**Problem to work on**
An exact reproduction of all the entries is the expected answer.

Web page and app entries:
------------------------------------------------------------------------

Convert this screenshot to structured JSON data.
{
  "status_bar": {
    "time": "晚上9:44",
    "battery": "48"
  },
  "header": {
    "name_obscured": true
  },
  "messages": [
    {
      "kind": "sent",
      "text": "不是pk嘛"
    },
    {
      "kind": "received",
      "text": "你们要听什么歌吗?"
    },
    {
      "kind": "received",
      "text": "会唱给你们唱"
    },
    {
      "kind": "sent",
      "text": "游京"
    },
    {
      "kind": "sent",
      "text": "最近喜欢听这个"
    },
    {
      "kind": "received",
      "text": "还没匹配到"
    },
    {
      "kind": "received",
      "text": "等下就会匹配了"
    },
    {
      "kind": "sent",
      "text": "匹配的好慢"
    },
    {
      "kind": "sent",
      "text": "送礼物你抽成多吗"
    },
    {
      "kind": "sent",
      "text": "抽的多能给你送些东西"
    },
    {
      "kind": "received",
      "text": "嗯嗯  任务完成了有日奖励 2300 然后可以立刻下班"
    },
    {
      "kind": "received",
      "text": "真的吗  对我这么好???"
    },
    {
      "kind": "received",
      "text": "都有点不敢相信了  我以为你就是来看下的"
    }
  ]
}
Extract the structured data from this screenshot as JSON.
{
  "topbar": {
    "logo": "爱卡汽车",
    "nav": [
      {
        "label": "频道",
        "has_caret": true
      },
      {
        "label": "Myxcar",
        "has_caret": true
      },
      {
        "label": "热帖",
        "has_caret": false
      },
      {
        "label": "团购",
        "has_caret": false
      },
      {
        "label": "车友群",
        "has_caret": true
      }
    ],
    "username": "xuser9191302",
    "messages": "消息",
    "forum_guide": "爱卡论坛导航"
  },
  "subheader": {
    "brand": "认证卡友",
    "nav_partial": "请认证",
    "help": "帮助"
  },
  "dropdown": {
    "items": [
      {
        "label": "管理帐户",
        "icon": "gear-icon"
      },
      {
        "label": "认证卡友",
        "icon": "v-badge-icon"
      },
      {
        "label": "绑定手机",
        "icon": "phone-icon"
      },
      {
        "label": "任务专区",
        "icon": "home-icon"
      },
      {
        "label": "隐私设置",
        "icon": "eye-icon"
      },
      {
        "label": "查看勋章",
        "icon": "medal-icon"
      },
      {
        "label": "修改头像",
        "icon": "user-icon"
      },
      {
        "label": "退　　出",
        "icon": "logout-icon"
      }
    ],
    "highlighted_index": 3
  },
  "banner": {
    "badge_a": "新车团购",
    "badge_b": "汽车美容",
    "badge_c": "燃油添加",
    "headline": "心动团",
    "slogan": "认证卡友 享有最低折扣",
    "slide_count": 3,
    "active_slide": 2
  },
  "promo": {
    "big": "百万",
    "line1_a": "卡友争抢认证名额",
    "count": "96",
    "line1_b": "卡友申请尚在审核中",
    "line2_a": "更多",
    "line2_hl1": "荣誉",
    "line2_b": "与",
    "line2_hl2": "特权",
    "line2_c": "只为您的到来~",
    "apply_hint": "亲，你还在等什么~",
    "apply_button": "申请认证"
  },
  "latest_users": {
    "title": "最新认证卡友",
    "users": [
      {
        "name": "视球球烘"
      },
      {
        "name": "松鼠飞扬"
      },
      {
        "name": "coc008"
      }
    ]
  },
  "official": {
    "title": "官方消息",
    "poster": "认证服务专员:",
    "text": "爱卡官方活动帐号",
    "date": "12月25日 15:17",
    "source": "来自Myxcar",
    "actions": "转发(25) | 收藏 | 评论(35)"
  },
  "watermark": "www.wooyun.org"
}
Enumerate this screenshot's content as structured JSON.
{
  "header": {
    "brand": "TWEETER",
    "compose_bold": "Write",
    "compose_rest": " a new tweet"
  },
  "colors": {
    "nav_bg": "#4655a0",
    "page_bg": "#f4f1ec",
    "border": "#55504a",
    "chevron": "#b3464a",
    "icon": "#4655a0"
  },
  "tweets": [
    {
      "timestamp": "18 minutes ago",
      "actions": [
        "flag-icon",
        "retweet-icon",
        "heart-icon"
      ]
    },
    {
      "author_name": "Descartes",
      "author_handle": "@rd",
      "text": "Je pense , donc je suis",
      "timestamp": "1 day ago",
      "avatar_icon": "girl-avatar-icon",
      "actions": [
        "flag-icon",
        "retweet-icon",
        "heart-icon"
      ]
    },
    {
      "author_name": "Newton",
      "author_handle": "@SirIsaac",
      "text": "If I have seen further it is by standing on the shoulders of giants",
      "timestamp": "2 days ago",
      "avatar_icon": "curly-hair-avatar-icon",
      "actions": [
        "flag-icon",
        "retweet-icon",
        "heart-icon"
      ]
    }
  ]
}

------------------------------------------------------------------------

**Solution to this task**
Convert this screenshot to structured JSON data.
{
  "status_bar": {
    "time": "晚上9:44",
    "battery": "48"
  },
  "header": {
    "name_obscured": true
  },
  "messages": [
    {
      "kind": "sent",
      "text": "不是pk嘛"
    },
    {
      "kind": "received",
      "text": "你们要听什么歌吗?"
    },
    {
      "kind": "received",
      "text": "会唱给你们唱"
    },
    {
      "kind": "sent",
      "text": "游京"
    },
    {
      "kind": "sent",
      "text": "最近喜欢听这个"
    },
    {
      "kind": "received",
      "text": "还没匹配到"
    },
    {
      "kind": "received",
      "text": "等下就会匹配了"
    },
    {
      "kind": "sent",
      "text": "匹配的好慢"
    },
    {
      "kind": "sent",
      "text": "送礼物你抽成多吗"
    },
    {
      "kind": "sent",
      "text": "抽的多能给你送些东西"
    },
    {
      "kind": "received",
      "text": "嗯嗯  任务完成了有日奖励 2300 然后可以立刻下班"
    },
    {
      "kind": "received",
      "text": "真的吗  对我这么好???"
    },
    {
      "kind": "received",
      "text": "都有点不敢相信了  我以为你就是来看下的"
    }
  ]
}
Extract the structured data from this screenshot as JSON.
{
  "topbar": {
    "logo": "爱卡汽车",
    "nav": [
      {
        "label": "频道",
        "has_caret": true
      },
      {
        "label": "Myxcar",
        "has_caret": true
      },
      {
        "label": "热帖",
        "has_caret": false
      },
      {
        "label": "团购",
        "has_caret": false
      },
      {
        "label": "车友群",
        "has_caret": true
      }
    ],
    "username": "xuser9191302",
    "messages": "消息",
    "forum_guide": "爱卡论坛导航"
  },
  "subheader": {
    "brand": "认证卡友",
    "nav_partial": "请认证",
    "help": "帮助"
  },
  "dropdown": {
    "items": [
      {
        "label": "管理帐户",
        "icon": "gear-icon"
      },
      {
        "label": "认证卡友",
        "icon": "v-badge-icon"
      },
      {
        "label": "绑定手机",
        "icon": "phone-icon"
      },
      {
        "label": "任务专区",
        "icon": "home-icon"
      },
      {
        "label": "隐私设置",
        "icon": "eye-icon"
      },
      {
        "label": "查看勋章",
        "icon": "medal-icon"
      },
      {
        "label": "修改头像",
        "icon": "user-icon"
      },
      {
        "label": "退　　出",
        "icon": "logout-icon"
      }
    ],
    "highlighted_index": 3
  },
  "banner": {
    "badge_a": "新车团购",
    "badge_b": "汽车美容",
    "badge_c": "燃油添加",
    "headline": "心动团",
    "slogan": "认证卡友 享有最低折扣",
    "slide_count": 3,
    "active_slide": 2
  },
  "promo": {
    "big": "百万",
    "line1_a": "卡友争抢认证名额",
    "count": "96",
    "line1_b": "卡友申请尚在审核中",
    "line2_a": "更多",
    "line2_hl1": "荣誉",
    "line2_b": "与",
    "line2_hl2": "特权",
    "line2_c": "只为您的到来~",
    "apply_hint": "亲，你还在等什么~",
    "apply_button": "申请认证"
  },
  "latest_users": {
    "title": "最新认证卡友",
    "users": [
      {
        "name": "视球球烘"
      },
      {
        "name": "松鼠飞扬"
      },
      {
        "name": "coc008"
      }
    ]
  },
  "official": {
    "title": "官方消息",
    "poster": "认证服务专员:",
    "text": "爱卡官方活动帐号",
    "date": "12月25日 15:17",
    "source": "来自Myxcar",
    "actions": "转发(25) | 收藏 | 评论(35)"
  },
  "watermark": "www.wooyun.org"
}
Enumerate this screenshot's content as structured JSON.
{
  "header": {
    "brand": "TWEETER",
    "compose_bold": "Write",
    "compose_rest": " a new tweet"
  },
  "colors": {
    "nav_bg": "#4655a0",
    "page_bg": "#f4f1ec",
    "border": "#55504a",
    "chevron": "#b3464a",
    "icon": "#4655a0"
  },
  "tweets": [
    {
      "timestamp": "18 minutes ago",
      "actions": [
        "flag-icon",
        "retweet-icon",
        "heart-icon"
      ]
    },
    {
      "author_name": "Descartes",
      "author_handle": "@rd",
      "text": "Je pense , donc je suis",
      "timestamp": "1 day ago",
      "avatar_icon": "girl-avatar-icon",
      "actions": [
        "flag-icon",
        "retweet-icon",
        "heart-icon"
      ]
    },
    {
      "author_name": "Newton",
      "author_handle": "@SirIsaac",
      "text": "If I have seen further it is by standing on the shoulders of giants",
      "timestamp": "2 days ago",
      "avatar_icon": "curly-hair-avatar-icon",
      "actions": [
        "flag-icon",
        "retweet-icon",
        "heart-icon"
      ]
    }
  ]
}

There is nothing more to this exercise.